First off I address the issue on everyone's mind, Syria. Well ladies and gentlemen it seems like things are getting worse in the region, with the civil war spiraling out of control and foreign intervention being either a pipe dream or a terrifying possibility according to the pundits.

The idea of intervention though is something that must weight heavily on the consciences of world leaders in the West. They missed their chance to support the only secular, and non-terrorist affiliated group in the region back in 2011, only to watch as the revolution was hijacked by a better armed and better funded Al-Qaeda offshoot with ties to our supposed allies in Saudi Arabia and Qatar.

Now though, Assad has crossed the line which was set by using chemical weapons. The time has (theoretically) come for the Western world to intervene and say loud and clear that the use of chemical weapons will not be tolerated.

However, Western opinion seems divided on that, and I can understand why. Let us take a look at what the possible outcomes are in Syria. The first is for the Assad regime to completely win the civil war and stay in power. There will of course be reprisals, crackdowns, and a tightened security state. However, the balance of power in the region will not be adversely affected (save Russia's growing influence) and another dictator will have stood up to the West. A terrible option for the Syrian people, but no worse than that they face right now.

In the next scenario we have a definite victory by the Al-Nursa Front and its allies. Then we have a secure base of operations for militants which could further destabilize the region, give a foreign terrorist organization access to chemical weapons, reach in the Mediterranean, and a major source of arms and supplies. This would most likely come back to bite the West in the behind in a big way.

The Third scenario is for the Free Syrian Army to win and establish a semi-stable state which could be a boon or a hindrance to the region. It would probably end up like Libya with internal difficulties, and many religious militias refusing to answer to the government (as well as the unsettling question of the Kurdish population). The worst case scenario for an FSA victory is for the fighting to merely continue and devastate the region further still in an Afghanistan style civil war.

Now these are all merely speculations, and if the war goes on much longer it may begin to seriously unsettle the entire region. However, how the West reacts will determine how the conflict is played out. If the West strikes at Assad's military power bases and weakens him it will prolong the war, if it directly helps the rebels (who may or may not be friendly to the US) it invites the victory of a potential enemy, and if it does nothing, then it is still up in the air.

The West is also limited in its ability to respond by Assad's threats to unleash chemical weapons on the region if he suspects regime change is the attempted American goal.

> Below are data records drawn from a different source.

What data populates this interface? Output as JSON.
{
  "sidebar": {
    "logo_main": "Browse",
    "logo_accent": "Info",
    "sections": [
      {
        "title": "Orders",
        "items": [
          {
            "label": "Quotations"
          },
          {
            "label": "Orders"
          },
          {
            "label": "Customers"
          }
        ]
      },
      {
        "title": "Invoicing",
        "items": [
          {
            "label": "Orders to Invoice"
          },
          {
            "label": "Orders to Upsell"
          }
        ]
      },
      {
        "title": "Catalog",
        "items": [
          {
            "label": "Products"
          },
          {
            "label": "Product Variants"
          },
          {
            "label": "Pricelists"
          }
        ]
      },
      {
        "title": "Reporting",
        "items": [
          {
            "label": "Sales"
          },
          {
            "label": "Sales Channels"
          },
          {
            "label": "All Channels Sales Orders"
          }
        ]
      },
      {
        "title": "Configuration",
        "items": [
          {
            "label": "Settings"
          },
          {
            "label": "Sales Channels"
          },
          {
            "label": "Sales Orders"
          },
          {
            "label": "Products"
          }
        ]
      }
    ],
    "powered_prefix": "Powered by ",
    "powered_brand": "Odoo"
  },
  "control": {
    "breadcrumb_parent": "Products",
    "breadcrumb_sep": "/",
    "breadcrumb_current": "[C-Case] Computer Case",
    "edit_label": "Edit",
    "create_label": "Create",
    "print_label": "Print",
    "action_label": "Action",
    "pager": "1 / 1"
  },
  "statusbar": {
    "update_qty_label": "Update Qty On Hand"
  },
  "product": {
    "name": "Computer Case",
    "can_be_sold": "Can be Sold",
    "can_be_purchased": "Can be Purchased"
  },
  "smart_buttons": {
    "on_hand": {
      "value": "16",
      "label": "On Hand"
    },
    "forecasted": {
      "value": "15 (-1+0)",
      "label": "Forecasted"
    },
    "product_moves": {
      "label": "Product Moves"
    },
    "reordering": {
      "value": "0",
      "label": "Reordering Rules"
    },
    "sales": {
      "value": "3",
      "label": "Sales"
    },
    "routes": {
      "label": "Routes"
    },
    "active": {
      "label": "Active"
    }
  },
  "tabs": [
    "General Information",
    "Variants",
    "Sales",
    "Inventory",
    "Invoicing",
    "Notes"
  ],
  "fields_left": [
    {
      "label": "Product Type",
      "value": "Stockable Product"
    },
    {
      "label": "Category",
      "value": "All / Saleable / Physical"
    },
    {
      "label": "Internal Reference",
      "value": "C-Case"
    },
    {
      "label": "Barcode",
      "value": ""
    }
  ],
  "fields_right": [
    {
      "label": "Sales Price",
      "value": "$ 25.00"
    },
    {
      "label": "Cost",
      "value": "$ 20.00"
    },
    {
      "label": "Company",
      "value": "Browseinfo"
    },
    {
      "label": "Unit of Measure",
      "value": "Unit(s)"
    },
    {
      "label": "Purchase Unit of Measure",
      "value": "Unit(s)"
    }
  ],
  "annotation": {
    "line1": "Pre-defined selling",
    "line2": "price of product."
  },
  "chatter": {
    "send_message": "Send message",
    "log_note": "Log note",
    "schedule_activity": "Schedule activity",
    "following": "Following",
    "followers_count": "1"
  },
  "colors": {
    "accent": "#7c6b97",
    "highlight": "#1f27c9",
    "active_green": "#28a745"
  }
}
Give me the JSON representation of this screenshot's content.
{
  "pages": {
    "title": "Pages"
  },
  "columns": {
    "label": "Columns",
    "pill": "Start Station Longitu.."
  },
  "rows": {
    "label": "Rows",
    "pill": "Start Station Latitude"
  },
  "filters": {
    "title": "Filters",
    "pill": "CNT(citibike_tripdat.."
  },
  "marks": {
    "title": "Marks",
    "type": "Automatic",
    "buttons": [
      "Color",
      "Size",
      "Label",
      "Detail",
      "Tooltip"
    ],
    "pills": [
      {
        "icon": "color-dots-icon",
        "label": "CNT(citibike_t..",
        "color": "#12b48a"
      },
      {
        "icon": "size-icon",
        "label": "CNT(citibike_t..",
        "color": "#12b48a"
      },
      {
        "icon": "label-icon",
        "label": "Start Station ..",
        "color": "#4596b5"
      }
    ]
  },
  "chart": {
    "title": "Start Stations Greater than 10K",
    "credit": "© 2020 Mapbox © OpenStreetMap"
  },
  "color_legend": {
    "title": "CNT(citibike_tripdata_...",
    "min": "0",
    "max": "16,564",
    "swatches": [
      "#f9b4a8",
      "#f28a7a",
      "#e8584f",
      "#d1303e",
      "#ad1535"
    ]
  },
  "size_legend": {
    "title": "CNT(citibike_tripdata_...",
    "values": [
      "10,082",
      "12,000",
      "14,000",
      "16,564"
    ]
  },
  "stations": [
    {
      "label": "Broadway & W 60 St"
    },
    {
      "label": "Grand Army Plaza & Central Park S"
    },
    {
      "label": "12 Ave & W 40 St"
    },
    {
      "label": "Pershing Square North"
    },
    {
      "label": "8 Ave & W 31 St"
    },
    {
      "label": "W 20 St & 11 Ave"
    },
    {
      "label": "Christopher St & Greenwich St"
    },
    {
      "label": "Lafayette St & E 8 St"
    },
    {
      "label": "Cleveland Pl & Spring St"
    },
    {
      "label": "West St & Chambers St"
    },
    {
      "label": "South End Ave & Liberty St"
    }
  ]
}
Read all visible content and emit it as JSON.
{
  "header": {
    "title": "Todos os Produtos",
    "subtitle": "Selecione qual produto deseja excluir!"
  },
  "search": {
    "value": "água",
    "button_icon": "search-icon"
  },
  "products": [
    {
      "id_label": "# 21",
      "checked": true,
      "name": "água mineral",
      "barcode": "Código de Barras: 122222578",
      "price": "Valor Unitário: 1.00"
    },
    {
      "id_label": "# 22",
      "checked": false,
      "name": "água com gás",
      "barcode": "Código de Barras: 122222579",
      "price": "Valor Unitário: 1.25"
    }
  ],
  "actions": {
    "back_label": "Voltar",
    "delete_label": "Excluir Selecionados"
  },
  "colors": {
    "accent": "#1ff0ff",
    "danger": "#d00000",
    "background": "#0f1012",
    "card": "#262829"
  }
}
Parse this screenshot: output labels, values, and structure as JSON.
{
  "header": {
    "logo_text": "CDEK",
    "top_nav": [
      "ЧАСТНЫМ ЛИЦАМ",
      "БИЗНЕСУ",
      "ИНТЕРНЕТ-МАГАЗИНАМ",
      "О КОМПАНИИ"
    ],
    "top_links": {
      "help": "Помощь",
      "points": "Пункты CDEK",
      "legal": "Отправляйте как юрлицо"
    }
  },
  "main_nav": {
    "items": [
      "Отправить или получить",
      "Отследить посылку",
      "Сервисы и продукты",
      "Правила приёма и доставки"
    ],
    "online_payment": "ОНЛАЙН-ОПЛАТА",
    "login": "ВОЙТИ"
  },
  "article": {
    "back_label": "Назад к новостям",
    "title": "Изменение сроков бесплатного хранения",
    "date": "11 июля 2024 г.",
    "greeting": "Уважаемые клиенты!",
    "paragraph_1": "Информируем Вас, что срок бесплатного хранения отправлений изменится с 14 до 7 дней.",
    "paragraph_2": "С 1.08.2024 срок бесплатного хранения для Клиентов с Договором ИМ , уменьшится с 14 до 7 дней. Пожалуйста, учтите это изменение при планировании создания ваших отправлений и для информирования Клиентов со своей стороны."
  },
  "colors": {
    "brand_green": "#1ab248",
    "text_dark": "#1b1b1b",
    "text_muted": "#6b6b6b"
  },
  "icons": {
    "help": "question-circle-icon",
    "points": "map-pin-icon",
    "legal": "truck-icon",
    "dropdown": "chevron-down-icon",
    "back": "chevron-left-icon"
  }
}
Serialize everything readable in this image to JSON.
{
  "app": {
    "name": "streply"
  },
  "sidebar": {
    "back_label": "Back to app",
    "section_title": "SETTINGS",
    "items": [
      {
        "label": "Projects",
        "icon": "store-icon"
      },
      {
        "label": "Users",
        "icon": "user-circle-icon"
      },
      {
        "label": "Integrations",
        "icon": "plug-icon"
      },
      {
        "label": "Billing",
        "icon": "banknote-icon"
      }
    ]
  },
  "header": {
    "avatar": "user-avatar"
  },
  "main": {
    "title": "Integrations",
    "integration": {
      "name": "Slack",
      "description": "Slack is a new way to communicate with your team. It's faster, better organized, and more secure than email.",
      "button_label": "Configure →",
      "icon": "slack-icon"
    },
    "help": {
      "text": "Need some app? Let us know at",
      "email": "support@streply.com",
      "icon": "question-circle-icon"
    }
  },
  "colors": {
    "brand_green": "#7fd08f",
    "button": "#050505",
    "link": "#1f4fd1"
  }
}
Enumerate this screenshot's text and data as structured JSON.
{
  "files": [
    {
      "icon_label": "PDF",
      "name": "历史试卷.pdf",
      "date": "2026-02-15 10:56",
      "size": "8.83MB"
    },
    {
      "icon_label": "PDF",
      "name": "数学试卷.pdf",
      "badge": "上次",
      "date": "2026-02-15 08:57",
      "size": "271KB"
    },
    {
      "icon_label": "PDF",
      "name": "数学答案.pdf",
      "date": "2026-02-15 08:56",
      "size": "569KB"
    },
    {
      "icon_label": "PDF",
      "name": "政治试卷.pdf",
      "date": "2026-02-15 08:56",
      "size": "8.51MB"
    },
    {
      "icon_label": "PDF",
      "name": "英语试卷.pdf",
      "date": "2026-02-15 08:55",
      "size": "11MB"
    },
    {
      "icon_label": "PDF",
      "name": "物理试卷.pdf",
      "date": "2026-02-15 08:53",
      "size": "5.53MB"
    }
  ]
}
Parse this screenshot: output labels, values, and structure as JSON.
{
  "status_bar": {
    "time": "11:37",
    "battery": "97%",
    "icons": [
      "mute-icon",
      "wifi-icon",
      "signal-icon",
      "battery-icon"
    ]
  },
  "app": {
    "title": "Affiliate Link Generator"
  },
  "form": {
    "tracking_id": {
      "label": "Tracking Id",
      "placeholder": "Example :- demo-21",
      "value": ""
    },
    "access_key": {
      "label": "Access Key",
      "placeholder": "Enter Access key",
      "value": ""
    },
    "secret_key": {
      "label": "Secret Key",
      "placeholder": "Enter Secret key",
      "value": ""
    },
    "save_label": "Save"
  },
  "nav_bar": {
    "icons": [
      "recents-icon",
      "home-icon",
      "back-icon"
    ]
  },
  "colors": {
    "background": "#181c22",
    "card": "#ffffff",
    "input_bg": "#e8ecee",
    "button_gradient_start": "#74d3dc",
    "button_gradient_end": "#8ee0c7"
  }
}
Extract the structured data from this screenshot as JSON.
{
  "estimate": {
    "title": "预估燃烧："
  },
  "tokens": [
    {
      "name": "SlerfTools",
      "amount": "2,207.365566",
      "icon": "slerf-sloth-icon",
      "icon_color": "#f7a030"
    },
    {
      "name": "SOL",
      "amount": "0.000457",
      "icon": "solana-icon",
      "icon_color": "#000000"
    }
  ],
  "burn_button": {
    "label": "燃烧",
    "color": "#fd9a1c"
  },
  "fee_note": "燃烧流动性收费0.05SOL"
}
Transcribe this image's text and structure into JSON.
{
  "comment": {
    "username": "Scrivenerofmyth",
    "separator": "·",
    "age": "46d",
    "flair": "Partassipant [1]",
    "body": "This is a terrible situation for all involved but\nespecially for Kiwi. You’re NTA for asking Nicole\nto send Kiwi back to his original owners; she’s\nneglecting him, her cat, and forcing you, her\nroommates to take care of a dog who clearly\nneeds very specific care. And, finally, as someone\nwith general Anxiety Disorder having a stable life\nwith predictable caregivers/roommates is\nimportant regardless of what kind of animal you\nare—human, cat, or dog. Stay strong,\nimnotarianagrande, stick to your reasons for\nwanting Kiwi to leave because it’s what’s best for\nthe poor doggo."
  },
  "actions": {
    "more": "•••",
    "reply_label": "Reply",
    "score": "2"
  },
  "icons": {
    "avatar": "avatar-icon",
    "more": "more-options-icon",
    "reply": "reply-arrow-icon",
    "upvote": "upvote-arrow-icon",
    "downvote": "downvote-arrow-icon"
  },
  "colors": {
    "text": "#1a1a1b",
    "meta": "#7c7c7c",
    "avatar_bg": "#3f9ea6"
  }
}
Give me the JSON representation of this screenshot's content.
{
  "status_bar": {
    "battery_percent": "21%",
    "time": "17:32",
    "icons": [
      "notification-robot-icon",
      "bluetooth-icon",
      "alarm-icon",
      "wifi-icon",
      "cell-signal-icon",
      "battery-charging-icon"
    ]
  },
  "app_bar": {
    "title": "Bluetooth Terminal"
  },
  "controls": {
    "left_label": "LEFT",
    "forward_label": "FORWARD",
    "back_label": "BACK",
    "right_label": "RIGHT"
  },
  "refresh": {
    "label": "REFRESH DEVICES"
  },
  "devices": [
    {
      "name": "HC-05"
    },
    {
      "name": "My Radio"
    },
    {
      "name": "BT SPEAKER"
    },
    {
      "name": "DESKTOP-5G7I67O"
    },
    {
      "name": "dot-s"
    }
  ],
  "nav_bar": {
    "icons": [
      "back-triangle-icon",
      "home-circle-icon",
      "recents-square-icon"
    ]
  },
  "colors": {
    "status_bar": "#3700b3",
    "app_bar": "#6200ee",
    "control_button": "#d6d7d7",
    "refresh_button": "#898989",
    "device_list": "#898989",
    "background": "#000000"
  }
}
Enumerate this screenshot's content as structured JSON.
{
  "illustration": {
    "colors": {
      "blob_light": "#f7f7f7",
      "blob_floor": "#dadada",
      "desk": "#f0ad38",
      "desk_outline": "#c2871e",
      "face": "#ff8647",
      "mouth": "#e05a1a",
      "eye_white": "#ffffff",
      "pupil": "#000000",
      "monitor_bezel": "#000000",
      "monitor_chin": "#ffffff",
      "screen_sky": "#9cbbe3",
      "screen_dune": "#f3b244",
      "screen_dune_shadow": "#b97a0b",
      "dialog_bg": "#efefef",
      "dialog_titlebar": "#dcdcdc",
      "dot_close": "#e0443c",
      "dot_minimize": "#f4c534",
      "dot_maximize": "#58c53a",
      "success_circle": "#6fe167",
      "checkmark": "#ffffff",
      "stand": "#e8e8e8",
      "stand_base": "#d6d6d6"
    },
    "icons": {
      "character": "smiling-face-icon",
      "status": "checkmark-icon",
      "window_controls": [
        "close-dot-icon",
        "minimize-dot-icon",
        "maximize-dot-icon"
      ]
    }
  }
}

This leads merely to a number of bad and worse decisions which will probably not give the West an edge in the conflict. Meanwhile it grinds inexorably on.

Meanwhile in the news we have two bright spots with a pair of infamous mass murderers getting their sentences passed down recently. Nidal Malik Hassan and Robert Bales were sentenced to death and life in prison respectively.

Hassan was the perpetrator of the 2009 Fort Hood shooting where he gunned down 12 soldiers and one civilian in a Jihadist influenced rampage in order to 'stop US soldiers from going to Afghanistan and killing Muslims'. Hassan became sadly proficient with his weapon and got the drop on dozens of unarmed soldiers who were lining up for medical treatment. He was just recently sentenced to death by a military tribunal.

Robert Bales whose crimes I covered here, was also finally justly sentenced for the obvious war crime he committed. I am thankful the American government has seen fit to give him such a harsh sentence (though the death penalty would have been more appropriate) and I am pleased he has been sent to prison for the remainder of his life.

While justice has been served and this weekly word is a bit more gloomy than most I hope that we can see some good news over the horizon in the future readers!

No comments:

Post a Comment